Preparing for an Interview

Practically everyone hates interviews, but there’s no getting away from them. For almost every step in our careers, we need to go through the gruelling process of the job interview. Yet, there are ways you can make the process slightly less difficult.

By being adequately prepared, you can improve your confidence and performance, improve your chances of getting the job, and even have a reasonably pleasant time during the interview itself.

Preparation is everything. Just as you wouldn’t expect to do well in a race unless you’d put in some work beforehand, you can’t expect to be a clear winner in the contest for a job without preparation.

No matter how skilled or experienced you are, if you are up against someone with equal qualifications, the person who has put in the groundwork before the interview is more likely to gain the position.

So, what is meant by preparation?

It doesn’t mean becoming anxious by focusing on possible pitfalls that lie ahead. Instead, it means going through very specific steps to improve your chances. You can even go so far as to create a strategy to help you prepare.

Your strategy can include self-evaluation, improving your CV / resume before making an application, researching the employer, considering possible questions and working on your self-presentation once you have the interview secured.

Here, we are going to look at the steps you can take to prepare for the interview itself.

1. Research the Employer

You should spend as much time as you can spare doing some research, both into the organization that’s going to be interviewing you, and the vacancy itself. These days, the first place to look is usually the Internet.

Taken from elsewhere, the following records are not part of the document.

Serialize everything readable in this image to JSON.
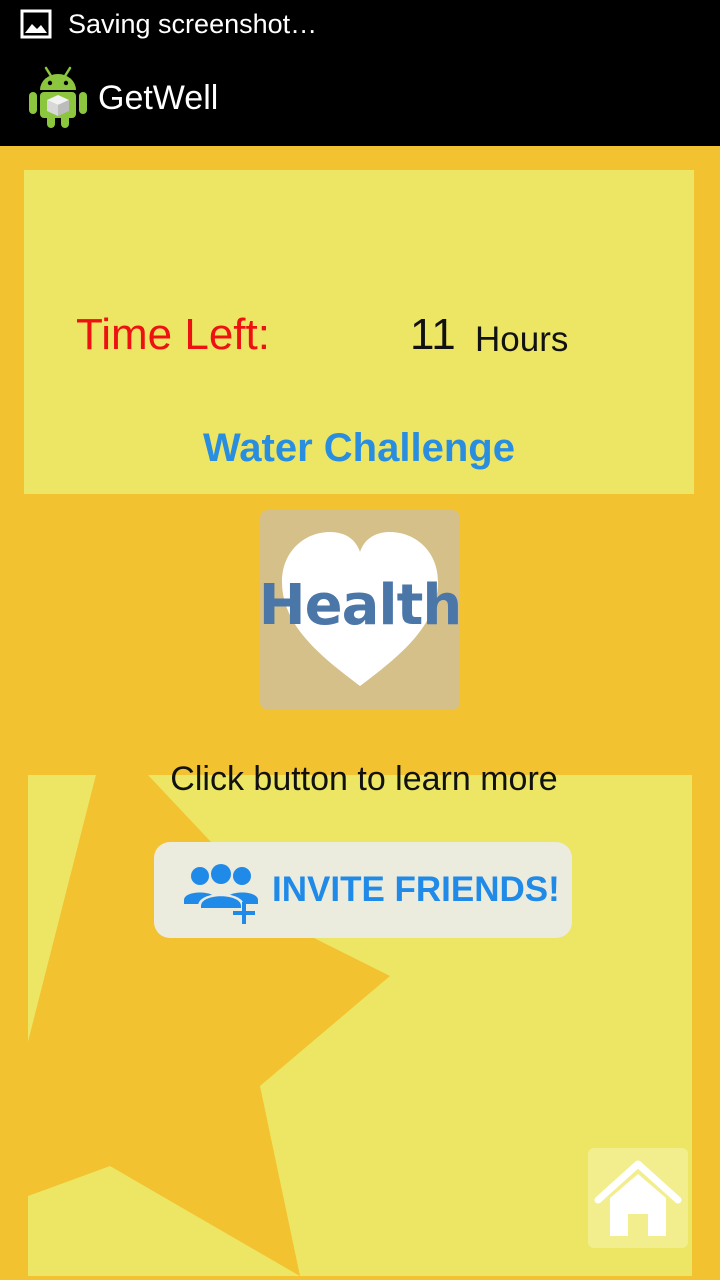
{
  "status_bar": {
    "notification_text": "Saving screenshot…",
    "notification_icon": "image-icon"
  },
  "action_bar": {
    "app_title": "GetWell",
    "app_icon": "android-icon"
  },
  "challenge_card": {
    "time_left_label": "Time Left:",
    "time_value": "11",
    "time_unit": "Hours",
    "challenge_name": "Water Challenge"
  },
  "health_image": {
    "text": "Health",
    "icon": "heart-icon"
  },
  "learn_more_text": "Click button to learn more",
  "invite_button": {
    "label": "INVITE FRIENDS!",
    "icon": "add-group-icon"
  },
  "home_button": {
    "icon": "home-icon"
  },
  "colors": {
    "background": "#f2c230",
    "card": "#ede664",
    "time_label": "#ee1111",
    "challenge_name": "#2a8ee0",
    "invite_label": "#1f8ae8",
    "health_tile": "#d5c08a",
    "health_text": "#4a76a8"
  }
}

You can view the organization’s own website. Take in as much background and structural information as you can. Look beyond the organization’s own site, to see what turns up about it on other sites. You might find valuable details in newspaper and magazine archives – and not always what the organization might wish you to read.

Also visit competitor sites and gain a feel for the sector the organization operates within. See what the differences are between the recruiting organization and its competitors.

Go to the library. The bigger the library, the better. The librarian can probably help you to access online publications which aren’t available to the general public, but to which the library subscribes. Academic libraries are particularly good for such subscriptions and back issues of specialist journals.

2. Research the Questions

Answering job interview questions properly takes skill and practice. Make sure you thoroughly prepare and rehearse your answers to the questions that you are likely to be asked.

Don’t think that you can just make up an answer on the spot – very few people can do this convincingly. If you don’t prepare thoroughly beforehand, you won’t deliver a good performance, which means that an employer is unlikely to offer you the job.

Look at the job advert (always keep a copy of each job advert) and think about the likely questions that the employer will ask you. No two jobs are ever exactly the same, so even if you’ve already been to an interview for a similar job, don’t become complacent – still research the employer and the job thoroughly.

Sometimes the interviews that you think will be easy, turn out to be really hard. Proper preparation beforehand will get you through an interview whether it’s a really hard interview or an easy interview which you breeze through and get a job offer straight away.

3. Prepare for a Different Kind of Interview

There are a variety of different selection processes, which each have to be handled in a slightly different way. For example a face-to-face panel interview is quite different from a telephone interview.

This topic was covered in detail in our article Different Types of Interview, please take a look if you haven’t already – you will learn about what to expect, making you less likely to be caught out.

4. Self Presentation

The clothing you wear to an interview is very important. Generally speaking, you should always dress smartly, in a way that’s appropriate to the job sector that you’re applying to.

You also need to take care of every aspect of your personal care and cleanliness, so that you look tidy and well turned-out.

5. Review your Application

Read through your own CV/resume and application letter or form again. Make sure you know every point and that you can back everything up with examples if necessary.

All too often, we never look at our CV / resume once it’s been written. Being caught out by a simple question relating to something you’ve written on your CV could cost you dearly.

6. Check the Location

It sounds obvious, but if you’re not sure where you’re going, you should research and plan the route beforehand. Always allow extra travelling time in case of unavoidable delays.

Make sure you have the interviewer’s telephone number with you, in case there’s a major hold-up. Plan to arrive at least 10 to 15 minutes before your interview time.

7. Prepare a Little More

You can’t really over-prepare for an interview. There’s always a bit more research you could do on the employer or you can always spent more time on preparing your answers to the likely interview questions.

If you have any comments or questions about this article, or you’d like to share your views with other readers, please leave a comment below.

Kindest regards,

Paul Bradley.

Bradley CVs Ltd.

9 Responses to "Preparing for an Interview"

  • Mohamed says:
  • Paul Bradley says:
  • Joseph Amushila says:
  • Paul Bradley says:
  • Pravin says:
  • Justin says:
  • Feras says:
  • Shinaz says:
  • Paul Bradley says: